This act of resistance is by no means an isolated case. Although numbers are hard to come by, it appears that at least 1000 high schools and over 190 universities/higher education institutions have been student-occupied across the country. Students – especially high school students whose early embrace of the occupy movement gave this wave of protest the label ‘Primavera Secundarista’, a ‘high school Spring’ – have been protesting for some time against a proposed reform of the high school teaching programme as well as against PEC 55 which, if approved, would mean less public spending on education in real terms. It would also mean the worsening of healthcare indicators and the possible unraveling of the SUS, the public healthcare system which, since the 1988 constitution was adopted, has been seriously underfunded: in 2012, for instance, total public healthcare expenditure was nearly half the 8.3 per cent GDP average of countries with a similar commitment to universal healthcare.

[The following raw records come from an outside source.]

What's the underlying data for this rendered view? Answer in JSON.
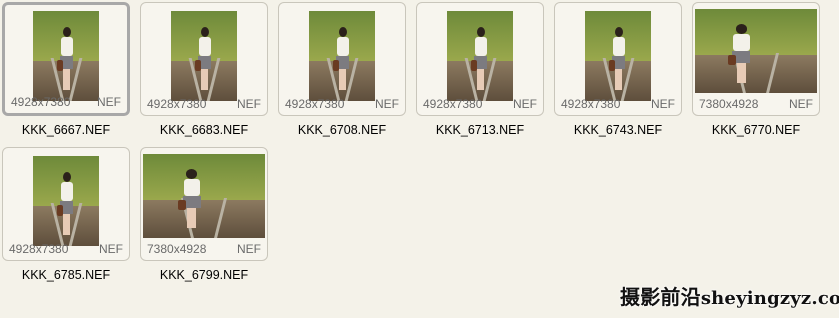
{
  "files": [
    {
      "name": "KKK_6667.NEF",
      "dims": "4928x7380",
      "type": "NEF",
      "orientation": "portrait",
      "selected": true
    },
    {
      "name": "KKK_6683.NEF",
      "dims": "4928x7380",
      "type": "NEF",
      "orientation": "portrait",
      "selected": false
    },
    {
      "name": "KKK_6708.NEF",
      "dims": "4928x7380",
      "type": "NEF",
      "orientation": "portrait",
      "selected": false
    },
    {
      "name": "KKK_6713.NEF",
      "dims": "4928x7380",
      "type": "NEF",
      "orientation": "portrait",
      "selected": false
    },
    {
      "name": "KKK_6743.NEF",
      "dims": "4928x7380",
      "type": "NEF",
      "orientation": "portrait",
      "selected": false
    },
    {
      "name": "KKK_6770.NEF",
      "dims": "7380x4928",
      "type": "NEF",
      "orientation": "landscape",
      "selected": false
    },
    {
      "name": "KKK_6785.NEF",
      "dims": "4928x7380",
      "type": "NEF",
      "orientation": "portrait",
      "selected": false
    },
    {
      "name": "KKK_6799.NEF",
      "dims": "7380x4928",
      "type": "NEF",
      "orientation": "landscape",
      "selected": false
    }
  ],
  "watermark": {
    "cjk": "摄影前沿",
    "latin": "sheyingzyz.com"
  }
}
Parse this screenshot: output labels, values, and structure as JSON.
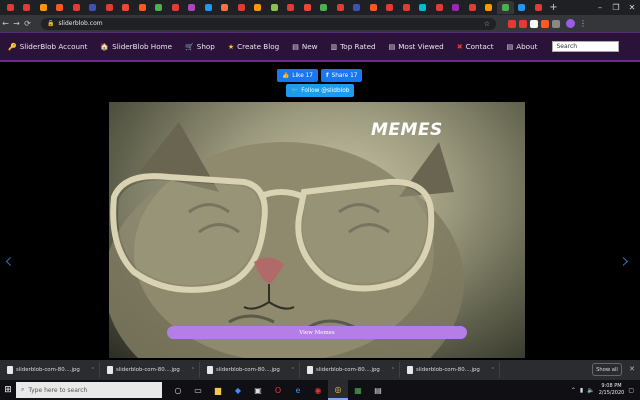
{
  "browser": {
    "tab_favicon_colors": [
      "#e53935",
      "#e53935",
      "#ff9800",
      "#ff5722",
      "#e53935",
      "#3f51b5",
      "#e53935",
      "#f44336",
      "#ff5722",
      "#4caf50",
      "#e53935",
      "#ab47bc",
      "#2196f3",
      "#ff7043",
      "#e53935",
      "#ff9800",
      "#8bc34a",
      "#e53935",
      "#f44336",
      "#4caf50",
      "#e53935",
      "#3f51b5",
      "#ff5722",
      "#e53935",
      "#e53935",
      "#00bcd4",
      "#e53935",
      "#9c27b0",
      "#e53935",
      "#ff9800",
      "#4caf50",
      "#2196f3",
      "#e53935"
    ],
    "url": "sliderblob.com",
    "window_controls": [
      "–",
      "❐",
      "✕"
    ]
  },
  "site_nav": {
    "items": [
      {
        "icon": "key-icon",
        "glyph": "🔑",
        "label": "SliderBlob Account"
      },
      {
        "icon": "home-icon",
        "glyph": "🏠",
        "label": "SliderBlob Home"
      },
      {
        "icon": "cart-icon",
        "glyph": "🛒",
        "label": "Shop"
      },
      {
        "icon": "star-icon",
        "glyph": "★",
        "label": "Create Blog"
      },
      {
        "icon": "doc-icon",
        "glyph": "▤",
        "label": "New"
      },
      {
        "icon": "chart-icon",
        "glyph": "▥",
        "label": "Top Rated"
      },
      {
        "icon": "doc-icon",
        "glyph": "▤",
        "label": "Most Viewed"
      },
      {
        "icon": "contact-icon",
        "glyph": "✖",
        "label": "Contact"
      },
      {
        "icon": "doc-icon",
        "glyph": "▤",
        "label": "About"
      }
    ],
    "search_placeholder": "Search"
  },
  "social": {
    "like_label": "Like 17",
    "share_label": "Share 17",
    "follow_label": "Follow @slidblob"
  },
  "slide": {
    "title": "MEMES",
    "button_label": "View Memes"
  },
  "downloads": {
    "items": [
      "sliderblob-com-80....jpg",
      "sliderblob-com-80....jpg",
      "sliderblob-com-80....jpg",
      "sliderblob-com-80....jpg",
      "sliderblob-com-80....jpg"
    ],
    "show_all_label": "Show all"
  },
  "taskbar": {
    "search_placeholder": "Type here to search",
    "time": "9:08 PM",
    "date": "2/15/2020"
  }
}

Temer has argued that the measures are indispensable and, although resisted today, ‘will be popular tomorrow’. The same day he uttered this promise to those who lack his government’s farsightedness, the UN Special Rapporteur on extreme poverty and human rights, Philip Alston, took aim at PEC 55 and argued that, if adopted, it ‘would lock in inadequate and rapidly dwindling expenditure on healthcare, education and social security’, placing Brazil in a ‘socially retrogressive category all of its own’.
PEC 55 has already been approved with an overwhelming majority in the lower house and recently gained the first approval needed from the Senate. Its fate is likely to be decided in mid-December and, with it, the social and economic fortunes of the majority of Brazilians. When Temer launched his ‘A Bridge to the Future’ programme in December 2015 – ‘a document from the party [PMDB] for the nation’ – it was clear that this wishlist for markets and investors was meant to present him as the alternative to then likely-to-be-impeached President Dilma Rousseff. Having achieved this on 31 August 2016, Temer and his new government have lost little time – despite astonishing corruption cases that have seen six of his ministers resign – in building this bridge that promises most Brazilians a future not too dissimilar to the dark chapters of Brazil’s past.
Note: PEC 55 was approved by the Senate (53 in favour and 16 against) on 13 December 2016. The constitutional amendment is scheduled to be enacted by the Congress on 15 December 2016.